__About this exercise__
Each line in the entries below that contains the word "EPSG" counts once. Report how many there are and nothing more.
BEGIN
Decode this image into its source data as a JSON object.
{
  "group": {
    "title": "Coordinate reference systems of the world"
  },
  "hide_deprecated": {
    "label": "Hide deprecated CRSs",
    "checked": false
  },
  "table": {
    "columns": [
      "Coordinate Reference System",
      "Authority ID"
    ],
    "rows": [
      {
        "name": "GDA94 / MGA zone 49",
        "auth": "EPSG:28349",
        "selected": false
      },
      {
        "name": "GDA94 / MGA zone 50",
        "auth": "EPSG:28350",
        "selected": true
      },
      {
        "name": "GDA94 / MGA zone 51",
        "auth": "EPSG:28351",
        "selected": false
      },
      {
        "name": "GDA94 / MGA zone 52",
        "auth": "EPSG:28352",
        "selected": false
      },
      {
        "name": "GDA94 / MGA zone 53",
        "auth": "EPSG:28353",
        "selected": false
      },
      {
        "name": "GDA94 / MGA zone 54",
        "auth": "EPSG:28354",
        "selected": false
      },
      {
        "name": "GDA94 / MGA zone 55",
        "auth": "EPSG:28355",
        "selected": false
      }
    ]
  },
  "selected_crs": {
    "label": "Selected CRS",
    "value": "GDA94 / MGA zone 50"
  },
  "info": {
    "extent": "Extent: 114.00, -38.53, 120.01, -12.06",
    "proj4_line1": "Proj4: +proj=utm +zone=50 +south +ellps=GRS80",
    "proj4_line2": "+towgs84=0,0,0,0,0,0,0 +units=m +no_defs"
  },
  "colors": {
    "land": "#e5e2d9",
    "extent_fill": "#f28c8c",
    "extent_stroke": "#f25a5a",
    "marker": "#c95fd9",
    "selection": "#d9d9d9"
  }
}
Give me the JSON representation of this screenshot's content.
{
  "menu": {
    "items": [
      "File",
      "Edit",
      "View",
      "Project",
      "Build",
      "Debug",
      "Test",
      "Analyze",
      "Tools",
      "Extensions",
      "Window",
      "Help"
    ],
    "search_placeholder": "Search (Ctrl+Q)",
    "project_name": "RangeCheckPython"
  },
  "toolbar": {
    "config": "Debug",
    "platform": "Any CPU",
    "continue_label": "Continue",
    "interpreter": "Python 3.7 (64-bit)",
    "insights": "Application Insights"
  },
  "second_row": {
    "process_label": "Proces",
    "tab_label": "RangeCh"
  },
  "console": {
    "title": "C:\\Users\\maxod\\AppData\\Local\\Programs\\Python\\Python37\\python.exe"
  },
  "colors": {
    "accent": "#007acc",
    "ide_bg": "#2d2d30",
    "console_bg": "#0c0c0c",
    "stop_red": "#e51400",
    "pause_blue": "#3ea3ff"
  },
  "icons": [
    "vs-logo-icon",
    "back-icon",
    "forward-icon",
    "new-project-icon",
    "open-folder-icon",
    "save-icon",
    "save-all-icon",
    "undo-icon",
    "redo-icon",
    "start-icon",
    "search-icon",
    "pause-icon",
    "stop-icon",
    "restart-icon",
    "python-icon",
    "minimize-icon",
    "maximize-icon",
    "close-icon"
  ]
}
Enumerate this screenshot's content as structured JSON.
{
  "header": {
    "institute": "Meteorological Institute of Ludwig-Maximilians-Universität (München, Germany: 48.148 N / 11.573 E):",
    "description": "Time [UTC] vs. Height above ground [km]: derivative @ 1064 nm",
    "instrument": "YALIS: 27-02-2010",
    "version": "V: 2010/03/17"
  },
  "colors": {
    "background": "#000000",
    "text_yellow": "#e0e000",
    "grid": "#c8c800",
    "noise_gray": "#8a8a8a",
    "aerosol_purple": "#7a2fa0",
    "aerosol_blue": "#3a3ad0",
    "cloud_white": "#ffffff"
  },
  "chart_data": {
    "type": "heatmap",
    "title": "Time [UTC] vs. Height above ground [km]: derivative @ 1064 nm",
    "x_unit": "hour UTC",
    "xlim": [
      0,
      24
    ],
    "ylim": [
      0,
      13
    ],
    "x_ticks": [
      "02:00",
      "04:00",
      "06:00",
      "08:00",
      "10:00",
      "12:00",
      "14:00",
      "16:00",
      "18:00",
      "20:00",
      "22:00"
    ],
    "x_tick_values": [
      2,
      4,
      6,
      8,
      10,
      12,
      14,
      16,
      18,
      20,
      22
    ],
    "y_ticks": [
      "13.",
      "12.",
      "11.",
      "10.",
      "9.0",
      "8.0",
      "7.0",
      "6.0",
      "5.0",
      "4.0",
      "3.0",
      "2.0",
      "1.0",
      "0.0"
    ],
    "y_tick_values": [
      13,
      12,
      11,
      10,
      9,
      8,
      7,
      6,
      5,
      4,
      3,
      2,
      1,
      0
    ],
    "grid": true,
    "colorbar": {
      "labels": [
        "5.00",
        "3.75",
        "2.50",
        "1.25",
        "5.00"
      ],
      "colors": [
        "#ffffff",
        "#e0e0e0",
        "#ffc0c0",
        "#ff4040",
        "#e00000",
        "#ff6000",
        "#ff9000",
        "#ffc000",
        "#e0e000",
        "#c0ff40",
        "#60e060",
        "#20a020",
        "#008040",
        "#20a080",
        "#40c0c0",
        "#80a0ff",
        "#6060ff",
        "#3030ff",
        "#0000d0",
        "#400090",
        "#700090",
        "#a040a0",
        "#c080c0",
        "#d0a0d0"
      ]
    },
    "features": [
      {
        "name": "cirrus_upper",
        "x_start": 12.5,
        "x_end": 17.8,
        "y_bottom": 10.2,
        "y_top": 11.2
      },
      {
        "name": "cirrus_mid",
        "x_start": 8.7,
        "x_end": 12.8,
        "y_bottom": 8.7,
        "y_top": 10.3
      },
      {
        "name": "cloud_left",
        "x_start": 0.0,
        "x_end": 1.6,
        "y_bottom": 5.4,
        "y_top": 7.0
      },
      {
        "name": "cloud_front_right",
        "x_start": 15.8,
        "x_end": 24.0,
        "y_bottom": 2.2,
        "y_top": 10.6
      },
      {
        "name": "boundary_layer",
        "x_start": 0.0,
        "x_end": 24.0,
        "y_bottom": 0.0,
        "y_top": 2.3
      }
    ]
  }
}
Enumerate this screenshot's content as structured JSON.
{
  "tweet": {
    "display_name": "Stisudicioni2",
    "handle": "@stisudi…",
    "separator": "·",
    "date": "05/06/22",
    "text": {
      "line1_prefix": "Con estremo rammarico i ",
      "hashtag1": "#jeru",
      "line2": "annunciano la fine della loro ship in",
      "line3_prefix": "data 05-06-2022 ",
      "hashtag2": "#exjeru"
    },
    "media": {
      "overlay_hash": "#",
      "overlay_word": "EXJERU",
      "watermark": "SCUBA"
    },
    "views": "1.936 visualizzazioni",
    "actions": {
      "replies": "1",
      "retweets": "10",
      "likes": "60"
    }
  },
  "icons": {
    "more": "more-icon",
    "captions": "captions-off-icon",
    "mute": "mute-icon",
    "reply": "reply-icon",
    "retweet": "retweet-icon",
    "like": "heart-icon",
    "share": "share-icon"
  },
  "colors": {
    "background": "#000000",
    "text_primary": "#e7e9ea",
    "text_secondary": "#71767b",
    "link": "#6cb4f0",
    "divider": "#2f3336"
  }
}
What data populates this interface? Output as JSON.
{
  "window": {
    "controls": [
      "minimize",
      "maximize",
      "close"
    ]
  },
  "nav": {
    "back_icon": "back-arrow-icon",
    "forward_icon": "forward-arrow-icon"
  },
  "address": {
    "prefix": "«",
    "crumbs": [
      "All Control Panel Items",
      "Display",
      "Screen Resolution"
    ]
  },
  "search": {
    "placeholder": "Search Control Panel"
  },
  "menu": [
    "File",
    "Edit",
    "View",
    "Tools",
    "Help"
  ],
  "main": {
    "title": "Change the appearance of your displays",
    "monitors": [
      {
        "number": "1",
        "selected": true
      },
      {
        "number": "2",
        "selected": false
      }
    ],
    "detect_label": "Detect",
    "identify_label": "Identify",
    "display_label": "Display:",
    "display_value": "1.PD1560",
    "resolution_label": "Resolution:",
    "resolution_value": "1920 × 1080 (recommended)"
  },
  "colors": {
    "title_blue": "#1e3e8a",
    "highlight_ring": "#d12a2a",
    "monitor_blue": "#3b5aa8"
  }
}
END
__Solution__
7